Originally founded in the 11th or 12th century, the present structure dates back to the mid-19th century, when the formerly-small basilica was rebuilt to accommodate the area’s increasing number of worshippers.
The basilica was significantly damaged by a bombing raid during the Second World War when three bombs tore through the right aisle on 16 September 1943, and it was reconstructed between 1953 and 1974.
Inside, the basilica is an attractive space (above) with very high, stone vaulted ceilings and a lovely altar, behind which are a series of chapels boasting stunning stained glass windows in a sea of purples, pinks and blues.
From the basilica, I meandered through the city centre to another of Nantes’s celebrated churches, the Église Sainte-Croix (above).
The small, elegant church has a very impressive spire and after a look inside, I ventured out to the church’s small, pleasant garden.
My final destination was the Cathédrale Saint-Pierre-et-Saint-Paul (above), which in summer 2020 was the subject of an arson attack by one of its volunteers.
I visited the cathedral before the attack and the first thing I noticed upon going inside was how light it was (below).
It’s a sophisticated, elegant and regal building, boasting cream-coloured stone walls and pale stained glass windows featuring lots of light pinks.
The cathedral is fairly large and houses the tomb of François II, Duke of Brittany, and his wife Marguerite de Foix (below), the parents of Anne, Duchess of Brittany.
The lower end of the cathedral, meanwhile, is home to some sumptuous chapels, including ones dedicated to St Anne and the Virgin Mary.
Having seen everything there was to see inside the cathedral, I followed the signs outside to the crypt, only to find it was closed as it’s only open in July and August.

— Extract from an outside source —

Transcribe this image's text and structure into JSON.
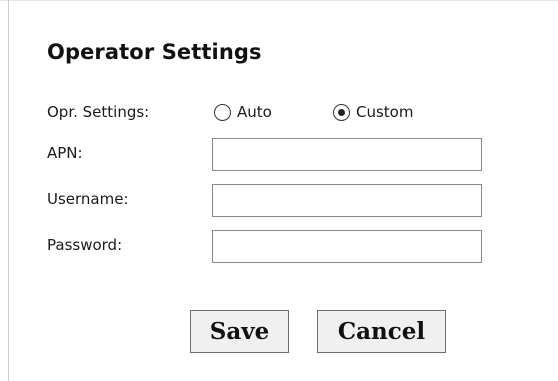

From there, I found myself in the enormous Rue Henri IV, so I walked around the corner to take a look at the nearby Porte Saint-Pierre (above).
The Porte Saint-Pierre is a well-preserved section of the old city walls and was built on top the old Gallo-Roman fortifications, which you can still see today.
I loved Nantes and felt very at home there. It’s an elegant, friendly city with more than a few excellent crêperies and shops. My whistlestop tour was a superb way to end an exceedingly pleasant sojourn in Brittany.
If you’re arriving in Nantes via the Nantes-Atlantique airport, you can get a combined bus/tram ticket to the city centre or hop on the more expensive airport shuttle to the Gare SNCR.
If you opt for the bus/tram combo, the number 48 bus, which leaves from outside the arrivals hall and runs every 20 minutes, will take you to a nearby tram station. From there, hop on the number 3 tram to the city centre.
I love wandering around first thing in the morning when the streets are so quiet and it feels like you have the city all to yourself. Nantes looks lovely and so clean. I love all the colourful flowers in the botanical garden. The churches are also stunningly beautiful.
LikeLiked by 1 person
I do, too. It’s a great way to discover a new place, you can really take your time to look around you and you don’t have to worry about getting in other people’s way. Nantes was lovely and clean, and I felt very at home there. It’s a wonderful city, and the churches are spectacular.
LikeLiked by 1 person
My partner is from Nantes and I lived there 4 years during my university years. It is a great city to live.
LikeLiked by 1 person
Ah, that’s cool. Nantes seemed like a very livable city, so I’m glad to hear it’s a great city to live in.